Resnick-H; Berardinelli-SP; Danner-J
NIOSH 1979:10 pages
The perturbation of model lipid bilayer vesicles by halogenated hydrocarbons was investigated to determine if cellular membrane damage could be evaluated and used as a screening technique for toxicity. A fluorescent probe of 1-anilino-8-naphthalene-sulfonate (82768) (ANS) was bound to synthetic phospholipid vesicles prepared from egg lecithin and dimyristoyl-phosphatidyl-choline (DML). The fluorescence intensity of the probe decreased in the presence of a homologous series of the chlorinated aromatics of monochlorophenols, dichlorophenols, and pentachlorophenols (87865). The decrease in fluorescence correlated with toxicity of the compounds. Oral administration of monochlorinated phenols in rats at a concentration of 1.0 millimolar resulted in a fluoresence intensity decrease of 29 to 49 percent and toxicity ratios (LD50) ranging from 0.57 to 0.67 grams per kilogram. The authors conclude that the spectrofluorometric approach of using phospholipid vesicles provides a useful system for estimating the toxicity of halogenated hydrocarbons.
Hazardous-substances; Toxic-effects; Acute-exposure; Screening-tests; Cytotoxicity; Cell-membrane; Cell-damage; Analytical-methods; Fluorescence-spectrometry; Research-instrumentation;
Biochemistry Section, Laboratory Investigations Branch, DRDS, ALOSH, NIOSH, Morgantown, West Virginia, 10 pages, 16 references
Page last reviewed: September 2, 2020

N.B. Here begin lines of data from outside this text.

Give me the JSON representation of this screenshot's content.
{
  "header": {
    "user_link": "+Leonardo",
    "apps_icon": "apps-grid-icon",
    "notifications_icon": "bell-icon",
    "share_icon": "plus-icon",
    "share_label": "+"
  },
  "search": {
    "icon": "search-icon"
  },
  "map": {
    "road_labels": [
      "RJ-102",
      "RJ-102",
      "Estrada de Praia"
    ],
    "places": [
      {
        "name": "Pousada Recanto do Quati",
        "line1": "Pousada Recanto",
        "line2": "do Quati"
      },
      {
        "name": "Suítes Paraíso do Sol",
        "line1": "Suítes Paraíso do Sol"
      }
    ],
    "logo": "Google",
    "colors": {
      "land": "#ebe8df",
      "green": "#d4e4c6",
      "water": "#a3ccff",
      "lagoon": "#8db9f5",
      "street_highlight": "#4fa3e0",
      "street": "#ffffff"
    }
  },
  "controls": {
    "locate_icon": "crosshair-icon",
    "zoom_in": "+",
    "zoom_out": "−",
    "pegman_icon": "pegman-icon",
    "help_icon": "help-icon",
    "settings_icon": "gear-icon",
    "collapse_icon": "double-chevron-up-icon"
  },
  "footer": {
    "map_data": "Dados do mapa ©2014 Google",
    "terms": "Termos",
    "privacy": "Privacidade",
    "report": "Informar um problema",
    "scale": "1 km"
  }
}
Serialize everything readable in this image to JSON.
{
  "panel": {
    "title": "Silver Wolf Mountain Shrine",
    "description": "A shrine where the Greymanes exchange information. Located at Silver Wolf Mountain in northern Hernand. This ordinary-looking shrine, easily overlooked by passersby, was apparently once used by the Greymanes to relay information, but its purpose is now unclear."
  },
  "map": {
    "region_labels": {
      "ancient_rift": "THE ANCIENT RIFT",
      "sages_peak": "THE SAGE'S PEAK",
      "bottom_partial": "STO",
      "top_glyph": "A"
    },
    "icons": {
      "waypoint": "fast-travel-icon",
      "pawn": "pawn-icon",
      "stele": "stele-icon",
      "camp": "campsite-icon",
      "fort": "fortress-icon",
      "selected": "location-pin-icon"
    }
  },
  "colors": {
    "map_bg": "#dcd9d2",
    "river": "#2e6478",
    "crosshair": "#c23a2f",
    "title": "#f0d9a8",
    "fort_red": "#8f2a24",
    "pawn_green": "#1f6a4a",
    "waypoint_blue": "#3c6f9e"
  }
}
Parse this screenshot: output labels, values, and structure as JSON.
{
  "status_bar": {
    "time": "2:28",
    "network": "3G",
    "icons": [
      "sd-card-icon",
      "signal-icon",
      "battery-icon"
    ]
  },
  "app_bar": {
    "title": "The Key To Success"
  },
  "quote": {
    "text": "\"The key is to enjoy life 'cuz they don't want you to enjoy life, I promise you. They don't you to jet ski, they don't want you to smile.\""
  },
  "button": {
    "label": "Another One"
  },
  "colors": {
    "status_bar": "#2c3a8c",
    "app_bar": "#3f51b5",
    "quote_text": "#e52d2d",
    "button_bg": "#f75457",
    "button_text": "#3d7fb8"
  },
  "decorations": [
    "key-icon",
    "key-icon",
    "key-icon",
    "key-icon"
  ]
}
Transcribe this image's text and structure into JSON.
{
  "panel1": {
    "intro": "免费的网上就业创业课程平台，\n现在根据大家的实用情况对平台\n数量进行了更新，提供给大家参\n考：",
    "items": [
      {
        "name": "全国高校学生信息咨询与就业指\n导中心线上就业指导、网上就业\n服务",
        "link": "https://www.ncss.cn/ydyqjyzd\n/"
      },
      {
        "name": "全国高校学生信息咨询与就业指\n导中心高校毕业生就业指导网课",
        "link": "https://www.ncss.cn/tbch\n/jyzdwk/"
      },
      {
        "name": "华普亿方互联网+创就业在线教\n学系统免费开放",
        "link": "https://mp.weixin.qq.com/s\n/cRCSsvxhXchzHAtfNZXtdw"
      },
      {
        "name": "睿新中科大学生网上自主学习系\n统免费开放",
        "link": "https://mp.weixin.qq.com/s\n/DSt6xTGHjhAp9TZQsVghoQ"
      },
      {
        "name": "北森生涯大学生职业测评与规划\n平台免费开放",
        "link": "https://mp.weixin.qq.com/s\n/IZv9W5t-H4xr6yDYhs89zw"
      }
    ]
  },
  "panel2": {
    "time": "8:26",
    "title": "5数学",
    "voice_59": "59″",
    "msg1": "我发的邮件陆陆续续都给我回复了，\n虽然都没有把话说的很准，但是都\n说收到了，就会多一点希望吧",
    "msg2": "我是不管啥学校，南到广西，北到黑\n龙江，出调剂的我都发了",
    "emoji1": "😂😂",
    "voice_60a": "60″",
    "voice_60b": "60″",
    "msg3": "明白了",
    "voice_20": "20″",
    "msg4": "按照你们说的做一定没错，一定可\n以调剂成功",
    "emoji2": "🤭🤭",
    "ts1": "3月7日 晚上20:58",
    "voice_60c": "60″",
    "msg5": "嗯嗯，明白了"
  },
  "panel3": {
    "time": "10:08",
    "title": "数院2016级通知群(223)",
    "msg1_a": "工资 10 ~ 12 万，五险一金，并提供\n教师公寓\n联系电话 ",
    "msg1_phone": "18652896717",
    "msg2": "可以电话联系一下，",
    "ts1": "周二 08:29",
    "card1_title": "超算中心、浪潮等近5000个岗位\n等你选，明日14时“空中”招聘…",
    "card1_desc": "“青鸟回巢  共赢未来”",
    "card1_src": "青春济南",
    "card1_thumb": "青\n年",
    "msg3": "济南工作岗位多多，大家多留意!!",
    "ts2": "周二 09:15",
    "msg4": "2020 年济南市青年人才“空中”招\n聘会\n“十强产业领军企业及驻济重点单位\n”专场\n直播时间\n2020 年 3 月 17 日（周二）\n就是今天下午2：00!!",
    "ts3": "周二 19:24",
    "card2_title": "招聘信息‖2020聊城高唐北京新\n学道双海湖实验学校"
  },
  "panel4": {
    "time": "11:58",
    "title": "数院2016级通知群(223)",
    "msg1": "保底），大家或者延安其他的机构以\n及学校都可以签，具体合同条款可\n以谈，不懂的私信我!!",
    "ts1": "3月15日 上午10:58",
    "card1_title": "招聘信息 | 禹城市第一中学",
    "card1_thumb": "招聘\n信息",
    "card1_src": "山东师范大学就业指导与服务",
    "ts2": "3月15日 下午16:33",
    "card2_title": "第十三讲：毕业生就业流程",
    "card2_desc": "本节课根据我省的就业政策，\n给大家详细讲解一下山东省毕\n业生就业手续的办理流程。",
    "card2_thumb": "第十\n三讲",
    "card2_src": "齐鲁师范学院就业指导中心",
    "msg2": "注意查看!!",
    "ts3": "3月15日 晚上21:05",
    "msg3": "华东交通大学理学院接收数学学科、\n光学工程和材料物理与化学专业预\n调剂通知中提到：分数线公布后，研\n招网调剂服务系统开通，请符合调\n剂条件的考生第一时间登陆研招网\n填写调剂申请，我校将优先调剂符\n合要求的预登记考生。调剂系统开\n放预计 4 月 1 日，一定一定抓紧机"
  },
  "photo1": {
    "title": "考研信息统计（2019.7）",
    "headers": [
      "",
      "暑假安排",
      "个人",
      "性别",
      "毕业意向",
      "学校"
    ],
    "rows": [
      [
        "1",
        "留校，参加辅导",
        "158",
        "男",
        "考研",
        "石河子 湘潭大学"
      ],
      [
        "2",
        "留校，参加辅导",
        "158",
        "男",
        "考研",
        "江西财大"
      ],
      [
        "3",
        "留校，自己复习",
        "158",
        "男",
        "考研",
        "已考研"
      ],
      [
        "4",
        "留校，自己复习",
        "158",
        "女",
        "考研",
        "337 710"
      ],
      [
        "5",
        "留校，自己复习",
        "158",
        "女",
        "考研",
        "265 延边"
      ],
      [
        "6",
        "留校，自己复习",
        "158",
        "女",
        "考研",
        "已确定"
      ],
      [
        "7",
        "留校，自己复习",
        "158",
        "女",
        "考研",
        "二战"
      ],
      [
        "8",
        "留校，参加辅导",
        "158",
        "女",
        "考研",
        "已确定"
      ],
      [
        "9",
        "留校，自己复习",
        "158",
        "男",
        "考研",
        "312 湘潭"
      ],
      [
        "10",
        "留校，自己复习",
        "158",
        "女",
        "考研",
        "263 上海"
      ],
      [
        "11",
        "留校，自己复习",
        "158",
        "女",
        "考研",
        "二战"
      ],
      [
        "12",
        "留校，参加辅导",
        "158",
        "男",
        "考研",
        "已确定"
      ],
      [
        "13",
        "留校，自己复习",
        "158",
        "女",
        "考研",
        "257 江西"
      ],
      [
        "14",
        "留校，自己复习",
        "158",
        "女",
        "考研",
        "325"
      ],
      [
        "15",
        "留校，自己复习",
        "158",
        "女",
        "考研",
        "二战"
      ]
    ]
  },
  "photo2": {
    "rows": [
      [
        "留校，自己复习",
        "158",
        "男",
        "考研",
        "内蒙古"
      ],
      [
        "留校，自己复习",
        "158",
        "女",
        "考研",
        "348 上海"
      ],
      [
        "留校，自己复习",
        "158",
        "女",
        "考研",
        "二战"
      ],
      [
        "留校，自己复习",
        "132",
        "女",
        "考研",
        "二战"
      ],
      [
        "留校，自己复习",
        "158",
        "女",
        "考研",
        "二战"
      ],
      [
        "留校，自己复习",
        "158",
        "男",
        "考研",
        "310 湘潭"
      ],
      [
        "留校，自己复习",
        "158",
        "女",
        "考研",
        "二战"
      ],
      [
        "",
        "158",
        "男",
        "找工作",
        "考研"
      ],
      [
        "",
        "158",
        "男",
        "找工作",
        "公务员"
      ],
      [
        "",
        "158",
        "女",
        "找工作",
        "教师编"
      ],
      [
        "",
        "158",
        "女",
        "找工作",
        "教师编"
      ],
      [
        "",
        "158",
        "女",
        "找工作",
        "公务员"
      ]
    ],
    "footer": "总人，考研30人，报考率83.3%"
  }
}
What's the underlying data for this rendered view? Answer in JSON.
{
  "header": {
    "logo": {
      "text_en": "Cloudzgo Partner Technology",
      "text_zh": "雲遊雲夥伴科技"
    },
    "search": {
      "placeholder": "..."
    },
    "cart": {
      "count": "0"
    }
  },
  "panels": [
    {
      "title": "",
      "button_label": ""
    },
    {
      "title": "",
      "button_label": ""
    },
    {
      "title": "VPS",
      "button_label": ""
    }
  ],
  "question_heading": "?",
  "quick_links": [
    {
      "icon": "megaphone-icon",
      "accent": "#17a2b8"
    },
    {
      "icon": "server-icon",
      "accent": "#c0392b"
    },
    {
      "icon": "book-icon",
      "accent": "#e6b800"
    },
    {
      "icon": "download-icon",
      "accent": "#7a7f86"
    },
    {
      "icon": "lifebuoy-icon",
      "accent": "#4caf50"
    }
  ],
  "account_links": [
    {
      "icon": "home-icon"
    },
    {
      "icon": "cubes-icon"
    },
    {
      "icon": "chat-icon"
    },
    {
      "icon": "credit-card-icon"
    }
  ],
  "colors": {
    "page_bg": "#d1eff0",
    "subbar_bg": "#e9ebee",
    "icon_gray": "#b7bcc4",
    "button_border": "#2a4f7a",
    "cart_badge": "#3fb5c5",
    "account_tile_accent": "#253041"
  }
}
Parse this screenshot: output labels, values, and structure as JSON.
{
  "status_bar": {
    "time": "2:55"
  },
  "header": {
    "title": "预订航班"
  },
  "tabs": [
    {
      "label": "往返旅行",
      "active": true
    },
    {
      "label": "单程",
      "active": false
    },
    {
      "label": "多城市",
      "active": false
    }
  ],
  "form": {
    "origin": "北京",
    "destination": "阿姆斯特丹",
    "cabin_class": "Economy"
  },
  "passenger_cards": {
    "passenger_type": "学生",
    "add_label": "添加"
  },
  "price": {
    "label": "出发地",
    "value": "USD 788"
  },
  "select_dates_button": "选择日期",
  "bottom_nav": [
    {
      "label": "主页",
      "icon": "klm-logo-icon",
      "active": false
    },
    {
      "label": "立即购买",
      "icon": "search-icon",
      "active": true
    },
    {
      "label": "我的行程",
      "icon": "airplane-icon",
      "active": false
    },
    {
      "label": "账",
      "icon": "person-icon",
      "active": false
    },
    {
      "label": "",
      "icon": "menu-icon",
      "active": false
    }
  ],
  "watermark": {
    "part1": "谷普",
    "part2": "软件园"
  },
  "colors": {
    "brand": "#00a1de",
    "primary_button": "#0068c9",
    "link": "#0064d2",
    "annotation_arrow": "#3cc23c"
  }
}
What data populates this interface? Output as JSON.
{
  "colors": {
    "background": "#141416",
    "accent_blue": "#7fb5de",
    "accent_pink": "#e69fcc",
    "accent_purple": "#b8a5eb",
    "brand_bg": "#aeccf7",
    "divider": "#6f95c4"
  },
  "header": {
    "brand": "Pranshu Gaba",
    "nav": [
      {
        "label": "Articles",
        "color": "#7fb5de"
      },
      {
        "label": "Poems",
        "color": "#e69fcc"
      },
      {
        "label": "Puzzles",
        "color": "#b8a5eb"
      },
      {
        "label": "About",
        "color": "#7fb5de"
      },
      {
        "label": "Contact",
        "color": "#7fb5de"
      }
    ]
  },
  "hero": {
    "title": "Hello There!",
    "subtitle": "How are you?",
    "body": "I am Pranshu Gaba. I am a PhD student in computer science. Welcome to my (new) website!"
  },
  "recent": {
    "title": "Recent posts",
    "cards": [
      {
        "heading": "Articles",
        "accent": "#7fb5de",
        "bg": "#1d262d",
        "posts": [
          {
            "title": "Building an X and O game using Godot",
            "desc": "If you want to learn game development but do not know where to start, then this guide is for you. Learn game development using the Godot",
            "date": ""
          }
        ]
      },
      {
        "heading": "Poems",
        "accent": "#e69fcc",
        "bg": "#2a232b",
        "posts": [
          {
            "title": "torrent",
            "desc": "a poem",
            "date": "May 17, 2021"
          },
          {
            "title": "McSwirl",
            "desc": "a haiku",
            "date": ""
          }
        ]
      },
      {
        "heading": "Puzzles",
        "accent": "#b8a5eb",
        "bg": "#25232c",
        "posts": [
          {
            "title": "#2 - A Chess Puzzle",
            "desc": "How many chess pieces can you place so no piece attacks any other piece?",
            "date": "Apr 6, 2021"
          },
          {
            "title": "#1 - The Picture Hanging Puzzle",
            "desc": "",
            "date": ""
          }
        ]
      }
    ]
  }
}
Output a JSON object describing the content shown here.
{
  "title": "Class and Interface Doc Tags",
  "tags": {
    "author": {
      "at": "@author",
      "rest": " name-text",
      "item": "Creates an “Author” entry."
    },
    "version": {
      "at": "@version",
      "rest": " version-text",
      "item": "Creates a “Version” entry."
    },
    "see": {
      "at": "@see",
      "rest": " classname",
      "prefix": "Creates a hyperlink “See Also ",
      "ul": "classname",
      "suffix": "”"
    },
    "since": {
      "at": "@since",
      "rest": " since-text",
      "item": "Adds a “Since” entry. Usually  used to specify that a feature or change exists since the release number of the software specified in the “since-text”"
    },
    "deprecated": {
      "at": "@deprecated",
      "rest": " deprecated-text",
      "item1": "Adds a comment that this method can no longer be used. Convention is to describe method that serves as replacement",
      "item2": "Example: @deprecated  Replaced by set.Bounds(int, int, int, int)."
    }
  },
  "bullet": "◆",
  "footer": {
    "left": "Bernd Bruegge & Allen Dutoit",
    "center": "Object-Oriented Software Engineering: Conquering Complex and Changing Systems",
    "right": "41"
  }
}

Content source: National Institute for Occupational Safety and Health Education and Information Division